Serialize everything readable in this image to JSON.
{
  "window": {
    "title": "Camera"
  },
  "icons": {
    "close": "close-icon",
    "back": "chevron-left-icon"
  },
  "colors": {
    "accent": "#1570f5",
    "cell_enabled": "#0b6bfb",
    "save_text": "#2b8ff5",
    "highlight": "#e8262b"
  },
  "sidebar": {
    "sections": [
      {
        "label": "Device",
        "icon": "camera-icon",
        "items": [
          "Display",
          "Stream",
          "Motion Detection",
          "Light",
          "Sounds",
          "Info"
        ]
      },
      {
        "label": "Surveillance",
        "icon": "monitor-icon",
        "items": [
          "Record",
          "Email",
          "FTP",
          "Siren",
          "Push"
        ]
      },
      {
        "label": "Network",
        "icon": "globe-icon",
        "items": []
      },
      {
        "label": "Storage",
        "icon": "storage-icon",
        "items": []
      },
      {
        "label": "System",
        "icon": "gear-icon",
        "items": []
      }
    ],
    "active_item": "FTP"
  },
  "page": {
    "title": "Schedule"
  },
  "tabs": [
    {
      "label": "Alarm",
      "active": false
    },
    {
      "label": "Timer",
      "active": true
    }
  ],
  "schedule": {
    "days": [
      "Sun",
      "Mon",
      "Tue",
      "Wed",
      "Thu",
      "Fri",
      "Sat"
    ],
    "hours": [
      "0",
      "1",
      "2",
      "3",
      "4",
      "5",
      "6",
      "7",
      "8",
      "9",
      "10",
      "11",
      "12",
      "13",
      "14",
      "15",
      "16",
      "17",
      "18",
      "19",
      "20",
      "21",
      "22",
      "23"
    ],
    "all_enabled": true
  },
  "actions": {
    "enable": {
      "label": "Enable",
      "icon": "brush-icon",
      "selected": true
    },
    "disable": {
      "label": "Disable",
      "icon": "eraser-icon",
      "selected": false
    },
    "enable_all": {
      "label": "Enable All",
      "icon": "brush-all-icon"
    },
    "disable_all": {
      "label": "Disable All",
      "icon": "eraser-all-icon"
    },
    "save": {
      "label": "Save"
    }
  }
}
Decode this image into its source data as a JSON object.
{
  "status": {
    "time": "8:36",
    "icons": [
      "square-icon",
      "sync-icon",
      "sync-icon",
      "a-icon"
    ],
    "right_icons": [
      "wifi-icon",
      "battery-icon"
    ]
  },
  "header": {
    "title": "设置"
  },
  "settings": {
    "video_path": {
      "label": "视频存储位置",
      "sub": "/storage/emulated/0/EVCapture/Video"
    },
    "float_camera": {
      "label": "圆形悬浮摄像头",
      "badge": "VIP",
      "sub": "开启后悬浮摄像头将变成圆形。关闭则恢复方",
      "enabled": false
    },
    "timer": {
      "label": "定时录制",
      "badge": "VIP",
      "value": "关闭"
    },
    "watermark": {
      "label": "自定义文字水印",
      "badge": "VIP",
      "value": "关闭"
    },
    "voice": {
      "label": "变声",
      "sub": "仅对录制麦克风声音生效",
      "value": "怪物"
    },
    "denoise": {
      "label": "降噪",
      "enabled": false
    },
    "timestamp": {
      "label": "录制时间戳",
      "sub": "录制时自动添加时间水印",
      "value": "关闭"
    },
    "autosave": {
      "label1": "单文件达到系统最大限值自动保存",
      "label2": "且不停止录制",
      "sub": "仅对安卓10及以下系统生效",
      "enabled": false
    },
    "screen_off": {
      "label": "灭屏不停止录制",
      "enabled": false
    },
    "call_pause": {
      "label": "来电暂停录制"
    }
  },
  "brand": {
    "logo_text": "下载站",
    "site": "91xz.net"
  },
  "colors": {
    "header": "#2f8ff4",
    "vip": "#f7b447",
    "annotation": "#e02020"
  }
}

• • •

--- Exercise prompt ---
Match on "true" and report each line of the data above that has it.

--- Written solution ---
      "active": true
    "all_enabled": true
      "selected": true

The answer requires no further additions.